Having done yeoman's work on the infrastructure side of enterprise networks over the last few years, open source software now merits consideration for mission-critical applications.
Computer aficionados have long written their own clever little applications to solve problems they've run into on own their personal machines. Linus Torvalds developed the most famous piece of open source software -- the Linux kernel -- in 1991 because he wanted an operating system that used computer hardware resources more efficiently. After some tinkering, he devised a program he felt comfortable sharing with other people, and he published it on the Internet -- inviting comments and refinements.
But open source software isn't just about clever little applications anymore. In recent years, open source software has gained respect in mainstream computing. The February 2005 Netcraft Web Server Survey discovered, for example, that more than 68 percent of Web sites use Apache Web server software. That's a lot of traffic being handled by open source software.
Part of open source software's success comes from the community of people behind an application -- an army of gardeners quite willing to spend countless hours pruning, tending and nurturing the code. In contrast to commercial software, no one "owns" open source software. Everybody can use it and make refinements or improvements to any piece of it. Often, communities of programmers collaborate remotely to create an ad-hoc group or foundation to work on advancements to the application.
For many, there's no profit motive. Participants know full well the applications are freely available to anyone wishing to download them. But today, big boys like Novell, IBM, HP and Red Hat have found a way to profit from selling enterprise-level support to private-sector and government customers.
Open source software is catching on in government because it can cost-effectively integrate incompatible systems, free agencies from onerous software licensing requirements and create more flexibility through adherence to open standards.
Still, open source software's relative newness in the public sector has people uncertain of how to approach issues tied to using it, such as sacrificing their right to ownership, securing reliable support, and perhaps profiting by selling applications developed in-house.
And it hasn't completely won the trust of most public-sector CIOs or IT managers when it comes to mission-critical applications. It's one thing if a Web server goes down. It's quite another if, say, a county application that processes human services benefits locks up and refuses to do what it's supposed to do.
The rap on open source is that it can't be trusted, and relying on it for important back-office functionality is premature. Mississippi, however, made Linux the core of a new mobile data infrastructure, the Automated System Project (ASP), which will link police, fire and emergency medical personnel from three counties. The ASP will launch in Hancock, Harrison and Jackson counties, but the hope is that the ASP will go statewide and perhaps serve as a model for a national program.
The ASP got a lot of press in mid-2004 on Web sites covering open source and Linux, with the general consensus being that the project is a significant milestone for Linux in government.

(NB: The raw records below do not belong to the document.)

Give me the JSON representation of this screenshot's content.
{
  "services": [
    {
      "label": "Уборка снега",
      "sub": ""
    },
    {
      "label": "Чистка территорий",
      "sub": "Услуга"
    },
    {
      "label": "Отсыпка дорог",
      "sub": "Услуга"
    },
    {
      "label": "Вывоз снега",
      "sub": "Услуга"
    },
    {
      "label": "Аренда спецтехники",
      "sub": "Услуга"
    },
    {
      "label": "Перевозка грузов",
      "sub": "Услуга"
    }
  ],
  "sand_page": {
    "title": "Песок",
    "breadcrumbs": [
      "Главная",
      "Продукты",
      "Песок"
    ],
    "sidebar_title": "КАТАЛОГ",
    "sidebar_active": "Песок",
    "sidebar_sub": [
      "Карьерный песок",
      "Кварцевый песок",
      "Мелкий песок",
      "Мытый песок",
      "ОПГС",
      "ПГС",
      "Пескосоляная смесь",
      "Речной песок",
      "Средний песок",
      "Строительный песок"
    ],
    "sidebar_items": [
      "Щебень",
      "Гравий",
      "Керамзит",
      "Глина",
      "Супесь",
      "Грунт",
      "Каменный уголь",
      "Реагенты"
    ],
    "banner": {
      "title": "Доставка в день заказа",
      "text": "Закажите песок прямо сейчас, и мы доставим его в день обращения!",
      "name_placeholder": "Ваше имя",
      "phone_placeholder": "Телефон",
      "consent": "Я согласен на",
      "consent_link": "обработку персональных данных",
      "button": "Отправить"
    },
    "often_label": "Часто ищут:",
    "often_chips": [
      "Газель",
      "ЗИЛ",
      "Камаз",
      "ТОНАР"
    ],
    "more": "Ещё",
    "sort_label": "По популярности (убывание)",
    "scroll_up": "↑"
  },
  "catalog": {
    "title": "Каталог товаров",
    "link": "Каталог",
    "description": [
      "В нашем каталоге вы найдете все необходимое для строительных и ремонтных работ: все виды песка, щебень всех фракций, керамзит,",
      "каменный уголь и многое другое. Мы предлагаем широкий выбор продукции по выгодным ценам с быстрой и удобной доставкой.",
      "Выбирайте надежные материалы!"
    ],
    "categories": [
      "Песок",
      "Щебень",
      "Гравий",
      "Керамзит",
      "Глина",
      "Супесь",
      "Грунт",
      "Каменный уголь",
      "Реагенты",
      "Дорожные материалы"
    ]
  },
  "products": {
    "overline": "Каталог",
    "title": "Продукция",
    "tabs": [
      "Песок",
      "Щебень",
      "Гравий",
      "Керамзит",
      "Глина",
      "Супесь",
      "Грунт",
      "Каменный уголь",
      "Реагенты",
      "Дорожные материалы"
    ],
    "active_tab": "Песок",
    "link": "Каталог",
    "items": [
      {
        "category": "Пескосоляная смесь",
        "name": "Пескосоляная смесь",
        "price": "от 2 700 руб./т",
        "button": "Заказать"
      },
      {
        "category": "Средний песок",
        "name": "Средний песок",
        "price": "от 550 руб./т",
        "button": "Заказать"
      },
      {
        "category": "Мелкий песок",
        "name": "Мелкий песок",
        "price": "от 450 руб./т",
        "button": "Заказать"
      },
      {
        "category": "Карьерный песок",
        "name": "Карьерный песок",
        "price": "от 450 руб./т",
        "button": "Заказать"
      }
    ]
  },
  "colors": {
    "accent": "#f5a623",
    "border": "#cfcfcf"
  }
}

"Linux is poised to prove itself as a stable platform for government use," said Chris Alley, ASP chief architect. "Typically government IT managers are risk averse and would choose to go with a commercial operating system, rather than an open source platform. The commercial sector has embraced it over the last 10 years, and now it's poised to move into the government market."
Alley said he's received inquiries from several states about the ASP with the common theme of how Mississippi got agencies at federal, state and local levels to share information.
"It's such a huge problem to solve that it would be